WSAVA to host free webinar on illegal online puppy trade

The World Small Animal Veterinary Association (WSAVA) has announced a free webinar to update veterinary professionals across Europe about the illegal online puppy trade. Taking place on Tuesday, 25 May, the webinar will also discuss the importance of the new EU Animal Health Law to help prevent illegal pet sales and make sellers accountable for their actions.

WSAVA chair Dr Natasha Lee said: "Veterinary professionals regularly have to deal with the repercussions of illicit breeding and trading when presented with clinically ill and sometimes dying puppies and distraught owners.
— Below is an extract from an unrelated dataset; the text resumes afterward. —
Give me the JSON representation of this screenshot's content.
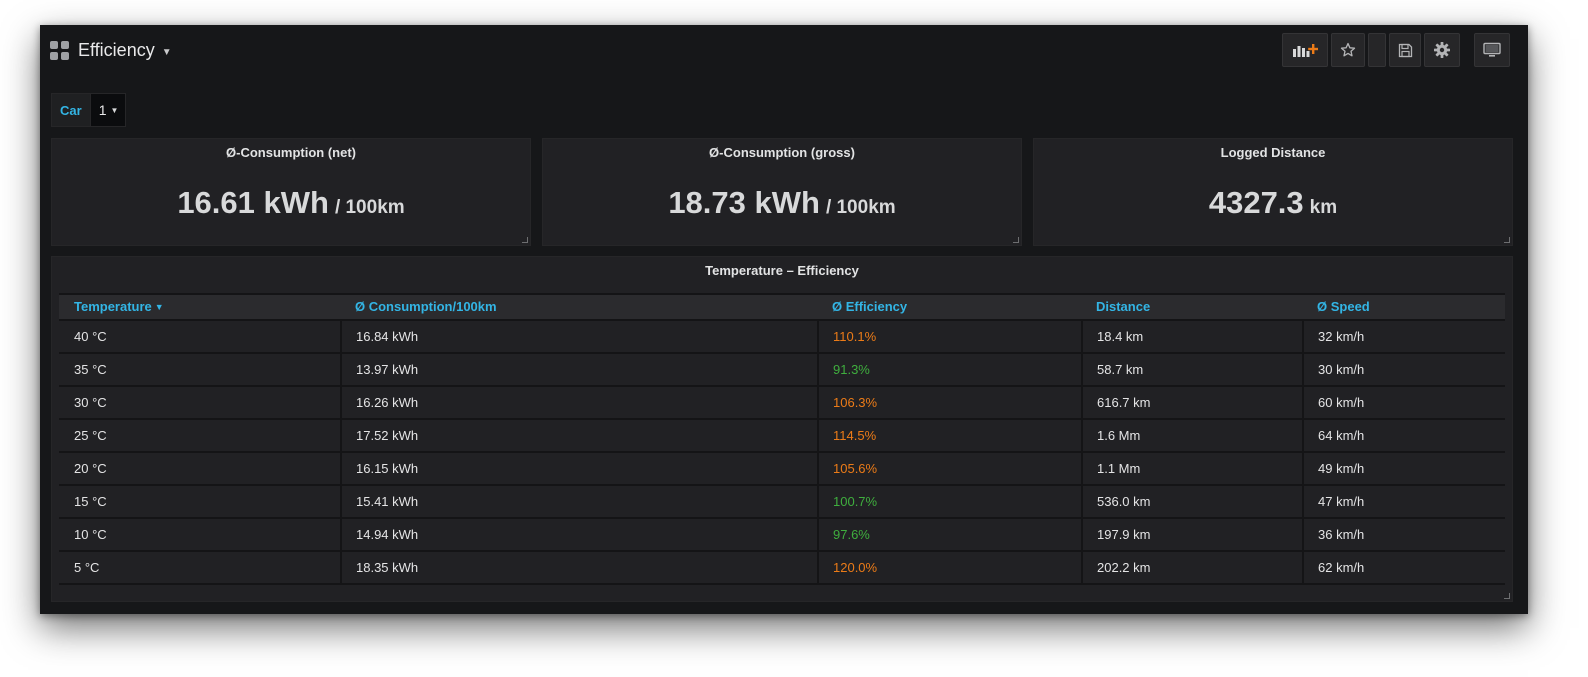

Our webinar will equip veterinarians in Europe with the knowledge to play their part in upholding the new legislation and to contribute to new solutions for regulating the online puppy trade."

For more details visit wsava.org